What is being asked :: List each line of the data that holds the string "Windows".

Data under study ::
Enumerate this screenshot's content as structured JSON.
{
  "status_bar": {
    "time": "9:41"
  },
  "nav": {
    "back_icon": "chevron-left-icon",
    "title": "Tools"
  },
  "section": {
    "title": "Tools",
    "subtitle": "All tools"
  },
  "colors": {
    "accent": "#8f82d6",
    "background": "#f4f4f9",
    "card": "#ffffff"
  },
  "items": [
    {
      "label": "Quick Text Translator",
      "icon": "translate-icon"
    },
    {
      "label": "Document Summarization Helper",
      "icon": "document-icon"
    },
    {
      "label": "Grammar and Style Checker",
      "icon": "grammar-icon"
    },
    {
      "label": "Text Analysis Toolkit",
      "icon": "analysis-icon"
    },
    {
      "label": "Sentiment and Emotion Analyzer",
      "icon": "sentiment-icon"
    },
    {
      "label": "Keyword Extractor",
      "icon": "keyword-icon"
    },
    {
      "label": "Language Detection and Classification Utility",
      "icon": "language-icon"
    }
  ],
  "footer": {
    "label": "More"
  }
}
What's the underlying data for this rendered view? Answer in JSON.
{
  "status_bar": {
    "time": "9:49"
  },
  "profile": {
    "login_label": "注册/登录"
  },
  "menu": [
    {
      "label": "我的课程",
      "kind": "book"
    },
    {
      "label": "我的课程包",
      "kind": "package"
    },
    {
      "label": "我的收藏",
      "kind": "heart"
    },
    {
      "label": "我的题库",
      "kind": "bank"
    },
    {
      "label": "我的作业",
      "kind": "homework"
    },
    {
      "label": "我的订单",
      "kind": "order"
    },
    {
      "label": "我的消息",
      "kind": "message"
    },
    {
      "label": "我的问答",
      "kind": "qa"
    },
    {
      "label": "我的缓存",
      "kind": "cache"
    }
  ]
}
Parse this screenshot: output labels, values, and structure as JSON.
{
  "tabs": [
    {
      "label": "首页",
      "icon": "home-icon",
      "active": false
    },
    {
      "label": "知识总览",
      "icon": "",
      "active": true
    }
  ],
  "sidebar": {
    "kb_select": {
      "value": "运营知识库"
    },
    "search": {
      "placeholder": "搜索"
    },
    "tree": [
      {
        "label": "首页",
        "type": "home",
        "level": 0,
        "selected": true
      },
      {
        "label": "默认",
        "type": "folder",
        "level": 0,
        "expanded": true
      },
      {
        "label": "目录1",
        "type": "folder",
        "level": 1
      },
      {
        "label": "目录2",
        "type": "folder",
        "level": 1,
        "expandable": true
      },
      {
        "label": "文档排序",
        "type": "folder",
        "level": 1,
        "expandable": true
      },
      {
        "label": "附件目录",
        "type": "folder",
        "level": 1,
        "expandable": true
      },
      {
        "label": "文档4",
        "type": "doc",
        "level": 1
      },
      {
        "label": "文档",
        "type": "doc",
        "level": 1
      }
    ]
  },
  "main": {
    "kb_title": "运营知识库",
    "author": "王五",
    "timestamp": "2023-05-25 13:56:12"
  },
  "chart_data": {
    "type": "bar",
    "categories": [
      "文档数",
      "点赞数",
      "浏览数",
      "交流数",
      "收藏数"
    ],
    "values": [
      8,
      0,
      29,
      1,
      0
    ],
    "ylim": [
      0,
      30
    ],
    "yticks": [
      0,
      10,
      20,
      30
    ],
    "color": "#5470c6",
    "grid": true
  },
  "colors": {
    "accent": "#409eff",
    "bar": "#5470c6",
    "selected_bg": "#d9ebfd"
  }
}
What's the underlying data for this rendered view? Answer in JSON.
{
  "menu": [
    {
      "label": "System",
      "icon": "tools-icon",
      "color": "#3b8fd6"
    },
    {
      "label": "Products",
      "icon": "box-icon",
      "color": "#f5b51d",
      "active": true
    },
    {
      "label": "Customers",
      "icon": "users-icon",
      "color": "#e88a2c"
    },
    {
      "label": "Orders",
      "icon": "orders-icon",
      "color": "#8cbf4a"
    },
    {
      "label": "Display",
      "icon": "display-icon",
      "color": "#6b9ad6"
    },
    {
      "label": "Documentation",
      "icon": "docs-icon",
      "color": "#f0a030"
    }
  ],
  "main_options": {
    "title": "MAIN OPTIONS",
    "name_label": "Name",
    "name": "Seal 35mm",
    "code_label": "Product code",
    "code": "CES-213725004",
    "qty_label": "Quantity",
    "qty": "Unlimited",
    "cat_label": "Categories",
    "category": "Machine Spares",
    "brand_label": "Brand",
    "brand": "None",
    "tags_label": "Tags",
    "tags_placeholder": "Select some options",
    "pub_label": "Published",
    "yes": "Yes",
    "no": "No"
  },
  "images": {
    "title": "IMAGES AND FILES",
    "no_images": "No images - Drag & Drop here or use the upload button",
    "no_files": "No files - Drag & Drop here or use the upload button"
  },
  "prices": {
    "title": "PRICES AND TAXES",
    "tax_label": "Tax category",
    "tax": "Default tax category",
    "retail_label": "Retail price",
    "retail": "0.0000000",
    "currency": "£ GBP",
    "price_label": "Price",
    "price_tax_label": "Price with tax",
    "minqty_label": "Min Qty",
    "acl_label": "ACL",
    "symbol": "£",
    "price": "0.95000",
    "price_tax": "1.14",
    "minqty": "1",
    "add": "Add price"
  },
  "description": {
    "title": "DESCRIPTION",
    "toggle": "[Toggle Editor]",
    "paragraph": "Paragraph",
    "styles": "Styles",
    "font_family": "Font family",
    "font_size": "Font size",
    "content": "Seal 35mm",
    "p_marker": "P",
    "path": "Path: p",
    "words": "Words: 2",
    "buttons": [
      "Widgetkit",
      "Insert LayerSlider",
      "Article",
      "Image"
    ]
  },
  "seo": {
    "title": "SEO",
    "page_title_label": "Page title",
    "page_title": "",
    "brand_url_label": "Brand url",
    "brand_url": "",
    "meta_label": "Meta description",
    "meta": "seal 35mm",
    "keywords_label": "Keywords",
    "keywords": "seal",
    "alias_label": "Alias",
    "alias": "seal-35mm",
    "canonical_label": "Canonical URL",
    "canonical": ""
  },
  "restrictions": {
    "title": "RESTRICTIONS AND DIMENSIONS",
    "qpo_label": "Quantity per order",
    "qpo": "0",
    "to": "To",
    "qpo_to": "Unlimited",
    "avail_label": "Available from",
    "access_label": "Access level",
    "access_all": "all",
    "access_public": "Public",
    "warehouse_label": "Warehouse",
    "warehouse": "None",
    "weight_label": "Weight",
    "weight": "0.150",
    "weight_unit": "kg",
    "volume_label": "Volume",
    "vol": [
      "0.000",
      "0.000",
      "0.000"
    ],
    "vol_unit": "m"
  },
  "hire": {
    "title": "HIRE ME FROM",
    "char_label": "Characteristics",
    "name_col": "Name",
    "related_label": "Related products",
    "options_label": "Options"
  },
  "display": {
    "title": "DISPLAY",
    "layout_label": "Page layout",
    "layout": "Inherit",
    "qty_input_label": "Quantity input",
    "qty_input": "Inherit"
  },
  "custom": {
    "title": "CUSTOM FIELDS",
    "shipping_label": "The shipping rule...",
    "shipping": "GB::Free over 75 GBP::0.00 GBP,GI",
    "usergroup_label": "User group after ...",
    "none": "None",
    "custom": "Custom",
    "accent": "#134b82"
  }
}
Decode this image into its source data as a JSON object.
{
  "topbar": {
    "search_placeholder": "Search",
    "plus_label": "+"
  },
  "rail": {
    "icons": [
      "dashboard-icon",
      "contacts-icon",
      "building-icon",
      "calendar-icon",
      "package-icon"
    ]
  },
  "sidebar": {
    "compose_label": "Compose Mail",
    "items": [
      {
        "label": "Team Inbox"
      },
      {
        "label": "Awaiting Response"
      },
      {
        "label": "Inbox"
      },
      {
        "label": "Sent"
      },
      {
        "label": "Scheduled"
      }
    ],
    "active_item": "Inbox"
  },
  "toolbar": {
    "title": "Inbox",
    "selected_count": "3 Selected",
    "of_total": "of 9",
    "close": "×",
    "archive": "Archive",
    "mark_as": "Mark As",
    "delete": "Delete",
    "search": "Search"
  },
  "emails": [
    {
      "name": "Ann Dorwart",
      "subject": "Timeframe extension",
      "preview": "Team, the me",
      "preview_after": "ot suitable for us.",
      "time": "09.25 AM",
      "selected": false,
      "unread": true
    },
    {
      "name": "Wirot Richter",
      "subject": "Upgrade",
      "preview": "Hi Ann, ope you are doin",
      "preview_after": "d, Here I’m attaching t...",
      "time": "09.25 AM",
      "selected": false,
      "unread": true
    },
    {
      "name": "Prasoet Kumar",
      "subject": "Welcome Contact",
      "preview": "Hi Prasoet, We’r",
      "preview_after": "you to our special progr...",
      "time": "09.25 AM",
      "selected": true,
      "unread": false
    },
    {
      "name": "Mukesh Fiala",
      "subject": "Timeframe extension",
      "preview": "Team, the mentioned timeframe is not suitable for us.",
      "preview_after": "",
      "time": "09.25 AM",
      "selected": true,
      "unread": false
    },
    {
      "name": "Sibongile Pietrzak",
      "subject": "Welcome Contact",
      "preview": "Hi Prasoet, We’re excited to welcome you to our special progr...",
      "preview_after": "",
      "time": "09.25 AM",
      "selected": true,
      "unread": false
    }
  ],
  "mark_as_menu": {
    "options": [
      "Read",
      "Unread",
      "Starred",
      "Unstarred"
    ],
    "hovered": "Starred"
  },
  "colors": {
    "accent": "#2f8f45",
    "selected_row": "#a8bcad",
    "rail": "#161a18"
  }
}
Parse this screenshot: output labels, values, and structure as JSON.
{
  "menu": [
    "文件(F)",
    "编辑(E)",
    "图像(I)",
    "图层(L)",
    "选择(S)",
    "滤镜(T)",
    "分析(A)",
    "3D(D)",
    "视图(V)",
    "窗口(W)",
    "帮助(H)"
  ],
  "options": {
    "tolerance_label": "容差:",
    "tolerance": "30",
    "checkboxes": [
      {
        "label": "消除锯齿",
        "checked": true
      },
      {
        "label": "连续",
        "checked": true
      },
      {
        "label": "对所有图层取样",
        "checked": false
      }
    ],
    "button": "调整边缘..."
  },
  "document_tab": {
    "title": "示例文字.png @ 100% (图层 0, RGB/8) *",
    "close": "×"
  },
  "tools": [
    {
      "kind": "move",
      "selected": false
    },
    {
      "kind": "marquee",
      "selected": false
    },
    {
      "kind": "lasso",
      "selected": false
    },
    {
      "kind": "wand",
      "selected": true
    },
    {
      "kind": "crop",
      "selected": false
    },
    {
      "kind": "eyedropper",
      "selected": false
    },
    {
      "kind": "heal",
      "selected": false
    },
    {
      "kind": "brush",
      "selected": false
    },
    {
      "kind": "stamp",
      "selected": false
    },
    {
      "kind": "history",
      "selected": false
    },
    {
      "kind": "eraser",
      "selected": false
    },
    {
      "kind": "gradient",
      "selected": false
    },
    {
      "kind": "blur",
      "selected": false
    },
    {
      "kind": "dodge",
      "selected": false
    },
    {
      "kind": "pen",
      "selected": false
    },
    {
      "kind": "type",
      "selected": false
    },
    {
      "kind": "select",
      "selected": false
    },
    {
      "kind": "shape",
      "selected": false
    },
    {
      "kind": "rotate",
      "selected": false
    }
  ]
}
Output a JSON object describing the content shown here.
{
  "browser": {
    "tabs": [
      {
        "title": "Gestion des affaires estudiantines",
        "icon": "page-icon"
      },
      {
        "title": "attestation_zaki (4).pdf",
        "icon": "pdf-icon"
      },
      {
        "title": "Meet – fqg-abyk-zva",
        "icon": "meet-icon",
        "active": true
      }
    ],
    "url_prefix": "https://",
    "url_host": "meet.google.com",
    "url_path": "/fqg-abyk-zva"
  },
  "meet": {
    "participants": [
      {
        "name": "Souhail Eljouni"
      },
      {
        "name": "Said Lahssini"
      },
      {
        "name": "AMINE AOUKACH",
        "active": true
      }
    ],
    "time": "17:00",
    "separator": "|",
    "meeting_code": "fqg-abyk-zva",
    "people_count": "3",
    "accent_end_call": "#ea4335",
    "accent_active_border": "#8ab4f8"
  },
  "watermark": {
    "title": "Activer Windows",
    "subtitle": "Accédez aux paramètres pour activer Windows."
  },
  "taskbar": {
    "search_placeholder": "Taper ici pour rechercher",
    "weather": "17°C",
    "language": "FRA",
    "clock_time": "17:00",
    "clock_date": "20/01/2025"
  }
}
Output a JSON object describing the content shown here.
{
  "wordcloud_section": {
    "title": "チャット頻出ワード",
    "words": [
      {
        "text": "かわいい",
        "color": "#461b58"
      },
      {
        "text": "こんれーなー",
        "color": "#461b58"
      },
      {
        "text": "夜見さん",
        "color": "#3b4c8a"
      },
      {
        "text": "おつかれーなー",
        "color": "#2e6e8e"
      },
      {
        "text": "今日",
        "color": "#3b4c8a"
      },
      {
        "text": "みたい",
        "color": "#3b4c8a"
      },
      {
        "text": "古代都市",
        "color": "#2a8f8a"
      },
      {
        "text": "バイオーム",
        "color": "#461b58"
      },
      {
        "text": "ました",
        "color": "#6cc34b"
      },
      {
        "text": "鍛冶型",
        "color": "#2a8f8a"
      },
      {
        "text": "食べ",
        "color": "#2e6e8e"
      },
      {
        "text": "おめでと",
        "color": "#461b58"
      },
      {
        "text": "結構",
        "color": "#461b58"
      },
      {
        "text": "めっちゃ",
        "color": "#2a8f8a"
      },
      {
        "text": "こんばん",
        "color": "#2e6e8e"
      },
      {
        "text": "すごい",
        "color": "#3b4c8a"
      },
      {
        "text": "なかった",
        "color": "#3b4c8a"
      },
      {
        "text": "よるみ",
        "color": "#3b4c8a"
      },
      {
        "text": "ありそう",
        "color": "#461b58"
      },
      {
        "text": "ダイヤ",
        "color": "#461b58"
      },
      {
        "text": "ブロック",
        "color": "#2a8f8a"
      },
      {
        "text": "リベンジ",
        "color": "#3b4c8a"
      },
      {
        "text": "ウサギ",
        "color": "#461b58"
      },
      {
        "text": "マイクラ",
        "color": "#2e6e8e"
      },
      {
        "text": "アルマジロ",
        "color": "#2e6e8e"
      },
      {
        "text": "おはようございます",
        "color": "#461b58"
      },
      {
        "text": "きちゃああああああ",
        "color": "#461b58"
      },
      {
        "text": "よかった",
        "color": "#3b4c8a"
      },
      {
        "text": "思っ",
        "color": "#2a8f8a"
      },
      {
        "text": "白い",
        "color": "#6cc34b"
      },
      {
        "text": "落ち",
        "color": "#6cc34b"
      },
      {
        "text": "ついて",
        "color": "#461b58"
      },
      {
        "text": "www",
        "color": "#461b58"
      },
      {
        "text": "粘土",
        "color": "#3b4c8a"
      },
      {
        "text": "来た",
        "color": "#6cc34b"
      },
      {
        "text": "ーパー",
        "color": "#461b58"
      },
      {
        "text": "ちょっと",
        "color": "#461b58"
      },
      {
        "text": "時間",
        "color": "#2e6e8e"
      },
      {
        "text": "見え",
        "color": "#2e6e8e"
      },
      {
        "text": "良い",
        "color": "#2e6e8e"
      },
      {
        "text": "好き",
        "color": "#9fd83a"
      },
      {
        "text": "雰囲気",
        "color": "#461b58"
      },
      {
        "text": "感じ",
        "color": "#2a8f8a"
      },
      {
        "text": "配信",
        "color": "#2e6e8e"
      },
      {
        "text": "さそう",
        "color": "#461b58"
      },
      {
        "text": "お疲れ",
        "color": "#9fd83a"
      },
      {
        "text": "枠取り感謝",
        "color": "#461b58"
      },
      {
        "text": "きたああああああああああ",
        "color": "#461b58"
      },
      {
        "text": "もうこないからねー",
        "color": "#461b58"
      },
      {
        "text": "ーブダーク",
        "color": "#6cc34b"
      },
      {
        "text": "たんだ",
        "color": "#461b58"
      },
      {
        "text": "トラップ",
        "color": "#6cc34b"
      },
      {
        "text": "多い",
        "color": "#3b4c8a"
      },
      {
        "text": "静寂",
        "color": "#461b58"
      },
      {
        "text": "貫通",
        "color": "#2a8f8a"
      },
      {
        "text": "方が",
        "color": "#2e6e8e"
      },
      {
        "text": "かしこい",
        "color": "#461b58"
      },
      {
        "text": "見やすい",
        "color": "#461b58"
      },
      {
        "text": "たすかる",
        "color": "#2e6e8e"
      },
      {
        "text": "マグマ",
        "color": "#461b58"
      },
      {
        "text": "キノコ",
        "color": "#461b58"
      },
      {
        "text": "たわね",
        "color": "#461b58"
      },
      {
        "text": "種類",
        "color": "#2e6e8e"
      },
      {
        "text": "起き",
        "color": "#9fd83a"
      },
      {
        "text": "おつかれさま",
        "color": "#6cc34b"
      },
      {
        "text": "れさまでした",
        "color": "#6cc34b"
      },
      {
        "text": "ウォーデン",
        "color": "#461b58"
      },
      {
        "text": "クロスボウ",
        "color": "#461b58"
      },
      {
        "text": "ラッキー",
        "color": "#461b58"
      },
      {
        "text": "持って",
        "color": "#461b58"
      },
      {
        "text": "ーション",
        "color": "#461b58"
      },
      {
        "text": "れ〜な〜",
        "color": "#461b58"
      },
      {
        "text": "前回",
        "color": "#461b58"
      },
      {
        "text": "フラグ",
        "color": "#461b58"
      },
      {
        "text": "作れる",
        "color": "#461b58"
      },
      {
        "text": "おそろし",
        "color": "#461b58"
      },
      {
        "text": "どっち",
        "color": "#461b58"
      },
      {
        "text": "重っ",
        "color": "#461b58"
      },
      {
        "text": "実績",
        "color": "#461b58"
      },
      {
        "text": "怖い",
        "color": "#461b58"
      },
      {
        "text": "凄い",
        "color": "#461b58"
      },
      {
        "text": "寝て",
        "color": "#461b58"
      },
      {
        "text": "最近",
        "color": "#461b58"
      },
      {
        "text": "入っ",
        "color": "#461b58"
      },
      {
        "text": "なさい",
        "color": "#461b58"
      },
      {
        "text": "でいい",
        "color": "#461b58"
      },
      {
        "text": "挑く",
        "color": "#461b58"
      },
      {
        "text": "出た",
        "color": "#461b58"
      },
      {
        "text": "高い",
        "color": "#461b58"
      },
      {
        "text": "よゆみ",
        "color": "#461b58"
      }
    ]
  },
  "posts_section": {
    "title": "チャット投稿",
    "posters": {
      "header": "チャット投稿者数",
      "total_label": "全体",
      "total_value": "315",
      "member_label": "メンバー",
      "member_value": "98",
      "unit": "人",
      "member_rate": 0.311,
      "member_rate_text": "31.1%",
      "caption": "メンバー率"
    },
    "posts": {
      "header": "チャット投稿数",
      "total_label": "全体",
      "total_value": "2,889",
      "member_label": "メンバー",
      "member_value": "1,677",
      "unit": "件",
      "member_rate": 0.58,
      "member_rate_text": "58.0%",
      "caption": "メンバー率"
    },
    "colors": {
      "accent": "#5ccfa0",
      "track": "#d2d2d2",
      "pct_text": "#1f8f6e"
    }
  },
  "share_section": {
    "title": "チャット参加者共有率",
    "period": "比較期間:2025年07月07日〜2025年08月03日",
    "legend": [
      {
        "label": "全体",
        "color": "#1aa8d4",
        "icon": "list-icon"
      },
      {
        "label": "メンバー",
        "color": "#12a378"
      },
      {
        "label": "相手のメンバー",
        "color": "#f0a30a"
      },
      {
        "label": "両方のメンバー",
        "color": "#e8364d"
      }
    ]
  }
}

Response to this task ::
    "title": "Activer Windows",
    "subtitle": "Accédez aux paramètres pour activer Windows."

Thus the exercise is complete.